### Work instructions
Search the listing below for the word "shield", and copy every line in which it turns up.

### Source material
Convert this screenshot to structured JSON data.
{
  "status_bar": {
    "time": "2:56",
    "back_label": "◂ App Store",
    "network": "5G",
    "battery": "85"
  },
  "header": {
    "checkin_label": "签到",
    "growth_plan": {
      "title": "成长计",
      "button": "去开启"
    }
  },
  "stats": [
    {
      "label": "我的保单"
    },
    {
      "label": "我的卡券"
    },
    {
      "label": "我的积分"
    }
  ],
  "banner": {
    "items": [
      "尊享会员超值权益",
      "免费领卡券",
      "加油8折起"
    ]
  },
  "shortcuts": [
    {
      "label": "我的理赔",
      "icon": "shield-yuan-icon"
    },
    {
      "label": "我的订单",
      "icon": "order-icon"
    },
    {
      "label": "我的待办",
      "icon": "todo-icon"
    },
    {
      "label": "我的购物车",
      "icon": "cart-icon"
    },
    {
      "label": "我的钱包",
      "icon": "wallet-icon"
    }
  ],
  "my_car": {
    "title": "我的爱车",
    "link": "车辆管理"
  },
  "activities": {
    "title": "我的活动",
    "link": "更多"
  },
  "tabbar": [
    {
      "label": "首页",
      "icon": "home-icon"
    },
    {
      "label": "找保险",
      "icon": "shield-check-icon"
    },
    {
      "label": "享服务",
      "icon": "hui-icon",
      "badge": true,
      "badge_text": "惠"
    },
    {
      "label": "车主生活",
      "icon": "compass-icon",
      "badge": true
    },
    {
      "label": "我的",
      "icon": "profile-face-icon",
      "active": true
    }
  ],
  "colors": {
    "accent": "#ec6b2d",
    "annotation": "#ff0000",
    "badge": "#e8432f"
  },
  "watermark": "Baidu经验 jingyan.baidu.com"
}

### Result below
      "icon": "shield-yuan-icon"
      "icon": "shield-check-icon"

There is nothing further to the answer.